(DATA EXTRACT begins)

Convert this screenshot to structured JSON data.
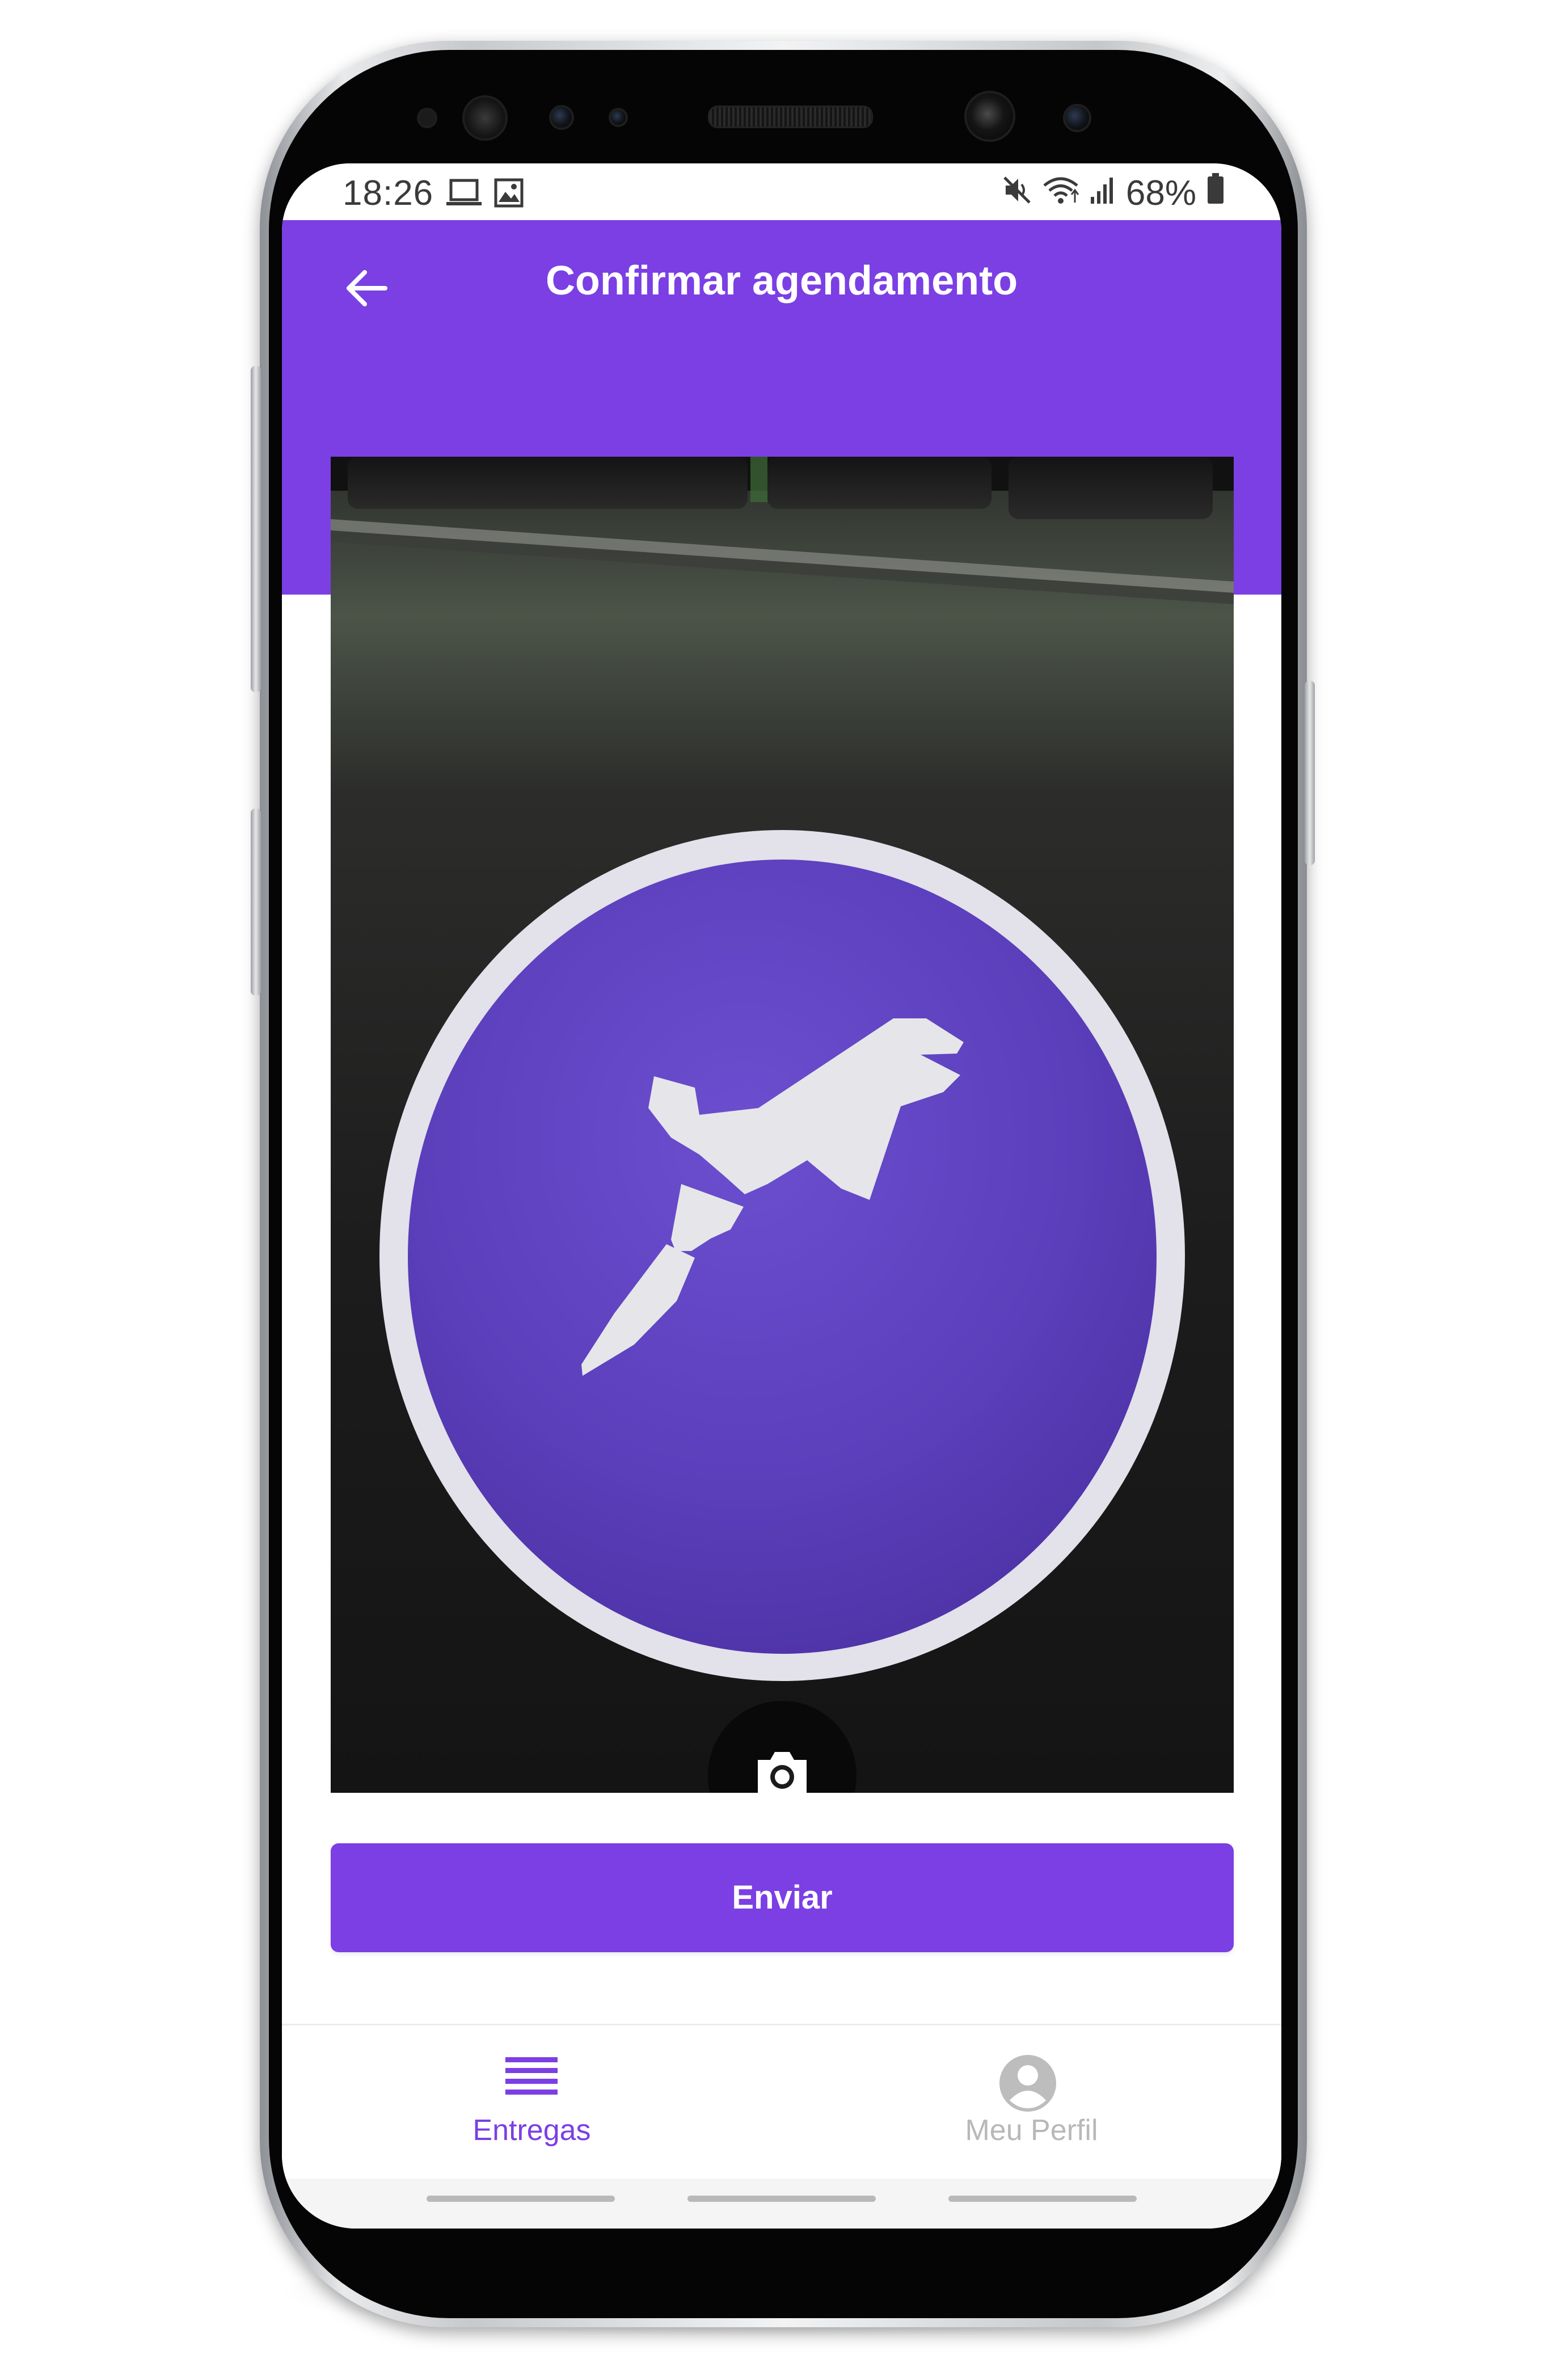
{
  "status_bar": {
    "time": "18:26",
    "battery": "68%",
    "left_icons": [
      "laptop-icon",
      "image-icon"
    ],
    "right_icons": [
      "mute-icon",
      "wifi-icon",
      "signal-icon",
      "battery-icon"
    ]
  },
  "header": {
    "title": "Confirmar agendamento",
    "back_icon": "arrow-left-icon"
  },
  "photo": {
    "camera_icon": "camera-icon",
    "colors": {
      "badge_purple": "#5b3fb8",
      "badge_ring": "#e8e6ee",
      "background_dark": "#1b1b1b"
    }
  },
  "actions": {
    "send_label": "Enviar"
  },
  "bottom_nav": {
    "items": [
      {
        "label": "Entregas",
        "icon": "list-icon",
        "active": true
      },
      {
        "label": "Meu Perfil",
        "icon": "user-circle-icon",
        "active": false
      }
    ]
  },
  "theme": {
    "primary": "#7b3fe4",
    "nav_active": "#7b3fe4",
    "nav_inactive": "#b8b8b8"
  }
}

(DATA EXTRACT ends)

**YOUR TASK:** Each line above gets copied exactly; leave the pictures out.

**EXERCISE SOLUTION:**
Convert this screenshot to structured JSON data.
{
  "status_bar": {
    "time": "18:26",
    "battery": "68%",
    "left_icons": [
      "laptop-icon",
      "image-icon"
    ],
    "right_icons": [
      "mute-icon",
      "wifi-icon",
      "signal-icon",
      "battery-icon"
    ]
  },
  "header": {
    "title": "Confirmar agendamento",
    "back_icon": "arrow-left-icon"
  },
  "photo": {
    "camera_icon": "camera-icon",
    "colors": {
      "badge_purple": "#5b3fb8",
      "badge_ring": "#e8e6ee",
      "background_dark": "#1b1b1b"
    }
  },
  "actions": {
    "send_label": "Enviar"
  },
  "bottom_nav": {
    "items": [
      {
        "label": "Entregas",
        "icon": "list-icon",
        "active": true
      },
      {
        "label": "Meu Perfil",
        "icon": "user-circle-icon",
        "active": false
      }
    ]
  },
  "theme": {
    "primary": "#7b3fe4",
    "nav_active": "#7b3fe4",
    "nav_inactive": "#b8b8b8"
  }
}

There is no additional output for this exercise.